What is being asked -
Each record is to be copied exactly as written.

Dataset excerpts -

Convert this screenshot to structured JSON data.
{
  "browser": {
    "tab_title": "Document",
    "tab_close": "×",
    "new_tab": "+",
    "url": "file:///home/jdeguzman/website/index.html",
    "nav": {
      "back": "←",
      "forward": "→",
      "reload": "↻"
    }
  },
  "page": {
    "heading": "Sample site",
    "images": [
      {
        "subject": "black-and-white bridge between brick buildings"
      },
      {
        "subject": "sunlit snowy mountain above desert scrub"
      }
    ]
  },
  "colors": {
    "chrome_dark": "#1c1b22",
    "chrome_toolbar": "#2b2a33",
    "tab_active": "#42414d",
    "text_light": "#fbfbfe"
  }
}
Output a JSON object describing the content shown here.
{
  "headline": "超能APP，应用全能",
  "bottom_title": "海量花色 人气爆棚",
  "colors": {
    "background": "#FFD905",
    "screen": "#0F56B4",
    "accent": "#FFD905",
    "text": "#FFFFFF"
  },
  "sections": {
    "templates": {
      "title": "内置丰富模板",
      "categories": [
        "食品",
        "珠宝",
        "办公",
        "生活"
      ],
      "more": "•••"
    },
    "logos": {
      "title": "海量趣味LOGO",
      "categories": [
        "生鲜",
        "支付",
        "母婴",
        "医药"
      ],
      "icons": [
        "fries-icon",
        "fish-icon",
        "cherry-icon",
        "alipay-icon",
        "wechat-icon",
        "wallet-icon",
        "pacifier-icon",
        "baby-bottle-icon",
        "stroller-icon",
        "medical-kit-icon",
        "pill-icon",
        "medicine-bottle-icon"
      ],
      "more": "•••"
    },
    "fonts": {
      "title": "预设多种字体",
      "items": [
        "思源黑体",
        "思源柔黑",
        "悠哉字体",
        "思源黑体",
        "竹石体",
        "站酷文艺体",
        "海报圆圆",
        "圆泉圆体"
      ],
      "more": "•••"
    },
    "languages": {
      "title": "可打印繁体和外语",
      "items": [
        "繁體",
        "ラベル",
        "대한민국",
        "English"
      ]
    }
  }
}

Output for this task -
Convert this screenshot to structured JSON data.
{
  "browser": {
    "tab_title": "Document",
    "tab_close": "×",
    "new_tab": "+",
    "url": "file:///home/jdeguzman/website/index.html",
    "nav": {
      "back": "←",
      "forward": "→",
      "reload": "↻"
    }
  },
  "page": {
    "heading": "Sample site",
    "images": [
      {
        "subject": "black-and-white bridge between brick buildings"
      },
      {
        "subject": "sunlit snowy mountain above desert scrub"
      }
    ]
  },
  "colors": {
    "chrome_dark": "#1c1b22",
    "chrome_toolbar": "#2b2a33",
    "tab_active": "#42414d",
    "text_light": "#fbfbfe"
  }
}
Output a JSON object describing the content shown here.
{
  "headline": "超能APP，应用全能",
  "bottom_title": "海量花色 人气爆棚",
  "colors": {
    "background": "#FFD905",
    "screen": "#0F56B4",
    "accent": "#FFD905",
    "text": "#FFFFFF"
  },
  "sections": {
    "templates": {
      "title": "内置丰富模板",
      "categories": [
        "食品",
        "珠宝",
        "办公",
        "生活"
      ],
      "more": "•••"
    },
    "logos": {
      "title": "海量趣味LOGO",
      "categories": [
        "生鲜",
        "支付",
        "母婴",
        "医药"
      ],
      "icons": [
        "fries-icon",
        "fish-icon",
        "cherry-icon",
        "alipay-icon",
        "wechat-icon",
        "wallet-icon",
        "pacifier-icon",
        "baby-bottle-icon",
        "stroller-icon",
        "medical-kit-icon",
        "pill-icon",
        "medicine-bottle-icon"
      ],
      "more": "•••"
    },
    "fonts": {
      "title": "预设多种字体",
      "items": [
        "思源黑体",
        "思源柔黑",
        "悠哉字体",
        "思源黑体",
        "竹石体",
        "站酷文艺体",
        "海报圆圆",
        "圆泉圆体"
      ],
      "more": "•••"
    },
    "languages": {
      "title": "可打印繁体和外语",
      "items": [
        "繁體",
        "ラベル",
        "대한민국",
        "English"
      ]
    }
  }
}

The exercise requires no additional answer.